Exercise data: Begin

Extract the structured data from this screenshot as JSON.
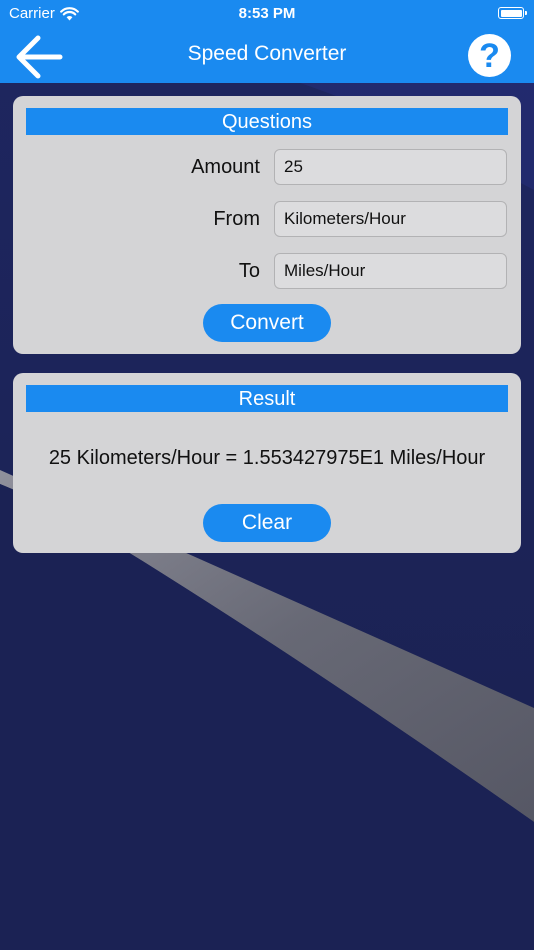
{
  "status_bar": {
    "carrier": "Carrier",
    "time": "8:53 PM"
  },
  "nav": {
    "title": "Speed Converter",
    "help_label": "?"
  },
  "questions": {
    "header": "Questions",
    "amount_label": "Amount",
    "amount_value": "25",
    "from_label": "From",
    "from_value": "Kilometers/Hour",
    "to_label": "To",
    "to_value": "Miles/Hour",
    "convert_label": "Convert"
  },
  "result": {
    "header": "Result",
    "text": "25 Kilometers/Hour = 1.553427975E1 Miles/Hour",
    "clear_label": "Clear"
  },
  "colors": {
    "accent": "#1a8af0",
    "card": "#d4d4d6",
    "background": "#1c2456"
  }
}
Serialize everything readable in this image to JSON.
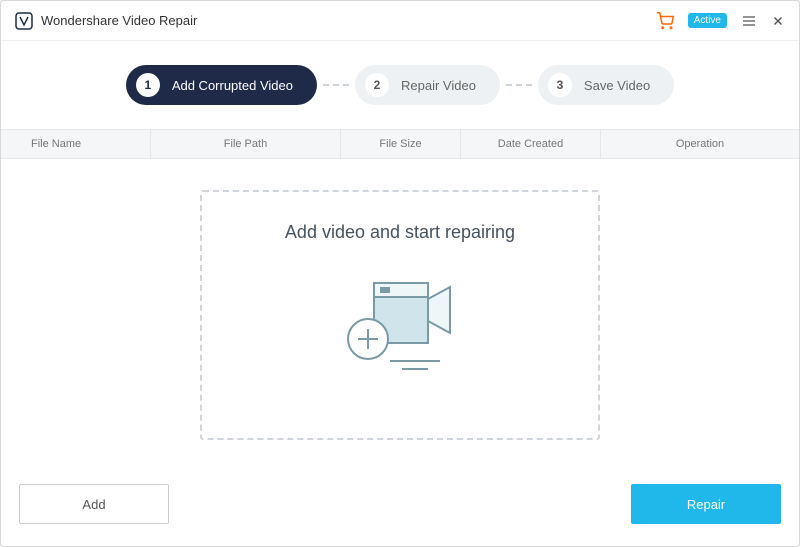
{
  "app": {
    "title": "Wondershare Video Repair",
    "active_badge": "Active"
  },
  "steps": [
    {
      "num": "1",
      "label": "Add Corrupted Video",
      "active": true
    },
    {
      "num": "2",
      "label": "Repair Video",
      "active": false
    },
    {
      "num": "3",
      "label": "Save Video",
      "active": false
    }
  ],
  "table": {
    "headers": {
      "filename": "File Name",
      "filepath": "File Path",
      "filesize": "File Size",
      "datecreated": "Date Created",
      "operation": "Operation"
    }
  },
  "dropzone": {
    "text": "Add video and start repairing"
  },
  "footer": {
    "add": "Add",
    "repair": "Repair"
  }
}
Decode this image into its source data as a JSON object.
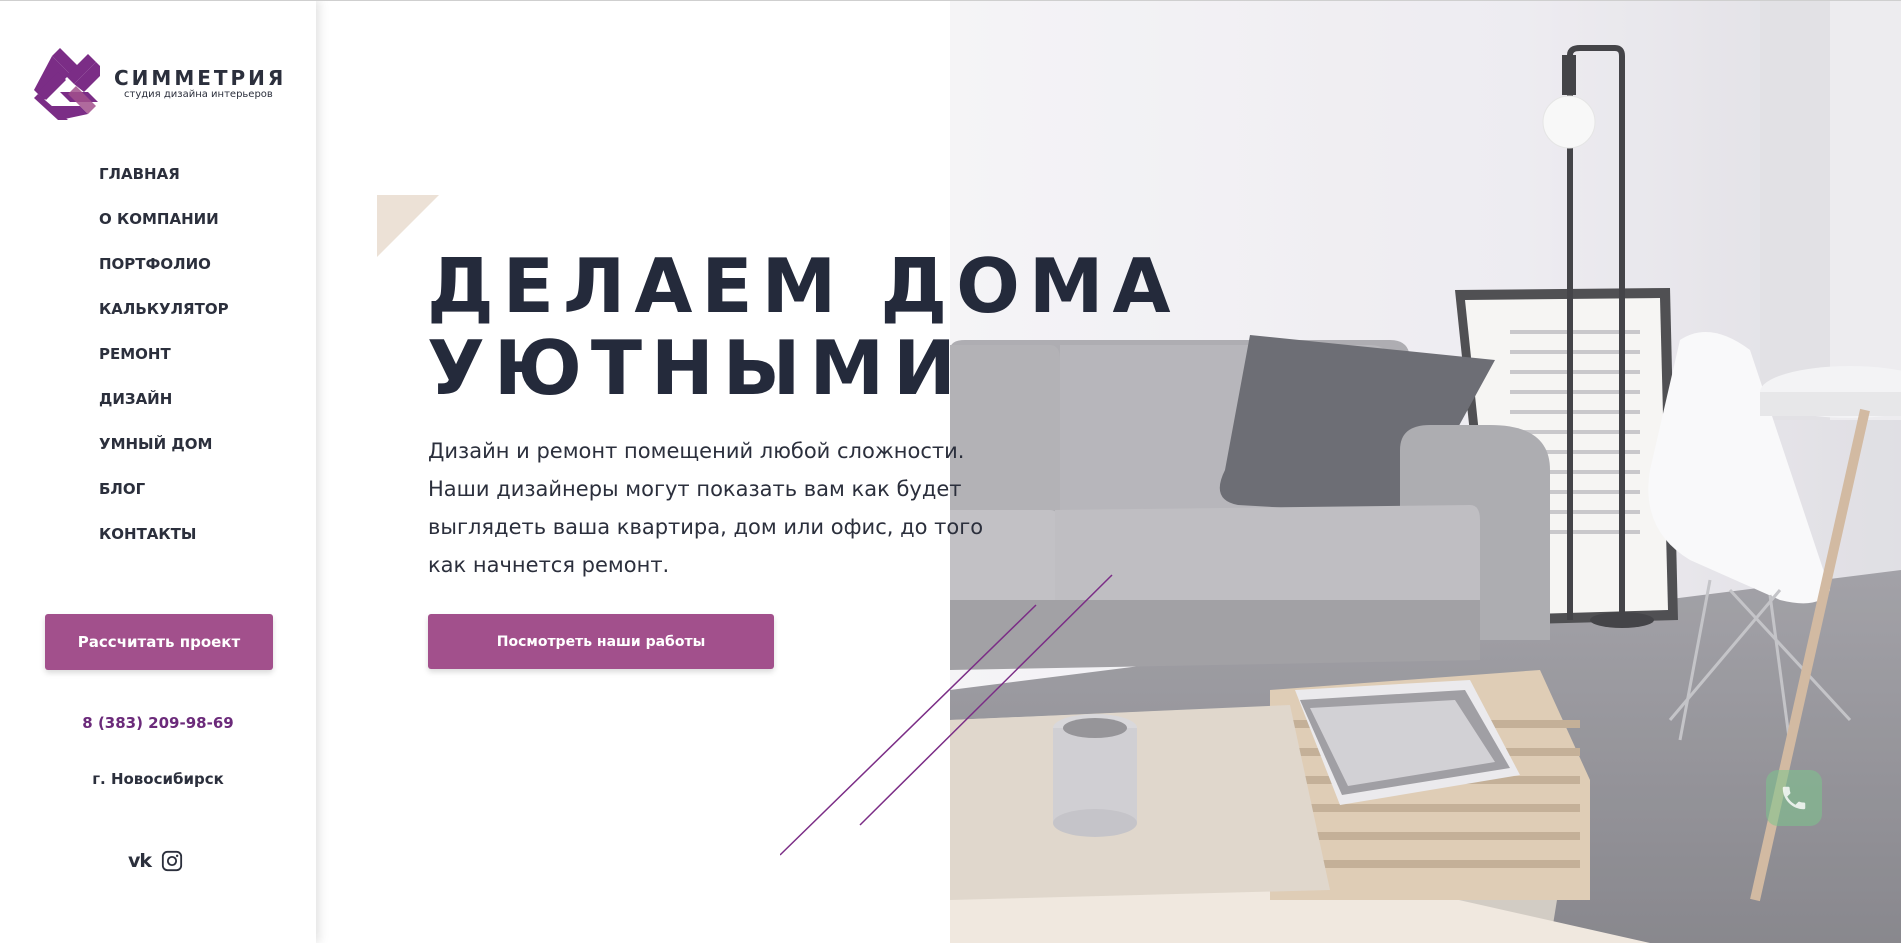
{
  "brand": {
    "name": "СИММЕТРИЯ",
    "tagline": "студия дизайна интерьеров",
    "color": "#7b2d86"
  },
  "nav": {
    "items": [
      {
        "label": "ГЛАВНАЯ"
      },
      {
        "label": "О КОМПАНИИ"
      },
      {
        "label": "ПОРТФОЛИО"
      },
      {
        "label": "КАЛЬКУЛЯТОР"
      },
      {
        "label": "РЕМОНТ"
      },
      {
        "label": "ДИЗАЙН"
      },
      {
        "label": "УМНЫЙ ДОМ"
      },
      {
        "label": "БЛОГ"
      },
      {
        "label": "КОНТАКТЫ"
      }
    ]
  },
  "sidebar": {
    "cta_label": "Рассчитать проект",
    "phone": "8 (383) 209-98-69",
    "city": "г. Новосибирск",
    "socials": [
      "vk-icon",
      "instagram-icon"
    ]
  },
  "hero": {
    "title_line1": "ДЕЛАЕМ ДОМА",
    "title_line2": "УЮТНЫМИ",
    "text_lines": [
      "Дизайн и ремонт помещений любой сложности.",
      "Наши дизайнеры могут показать вам как будет",
      "выглядеть ваша квартира, дом или офис, до того",
      "как начнется ремонт."
    ],
    "cta_label": "Посмотреть наши работы"
  },
  "colors": {
    "accent": "#a2508c",
    "text_dark": "#242a3b",
    "deco_beige": "#ece1d6",
    "call_button": "#7cc48c"
  }
}
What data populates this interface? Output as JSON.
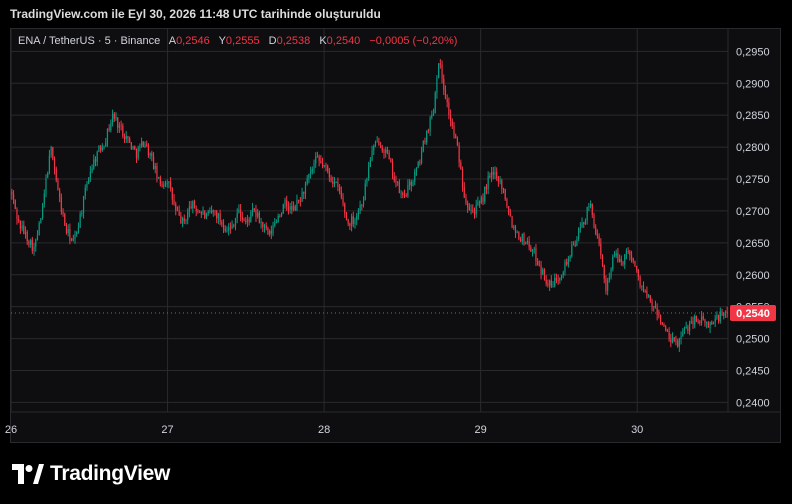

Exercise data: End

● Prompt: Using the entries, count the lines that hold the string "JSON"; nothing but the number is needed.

● Exercise response: 4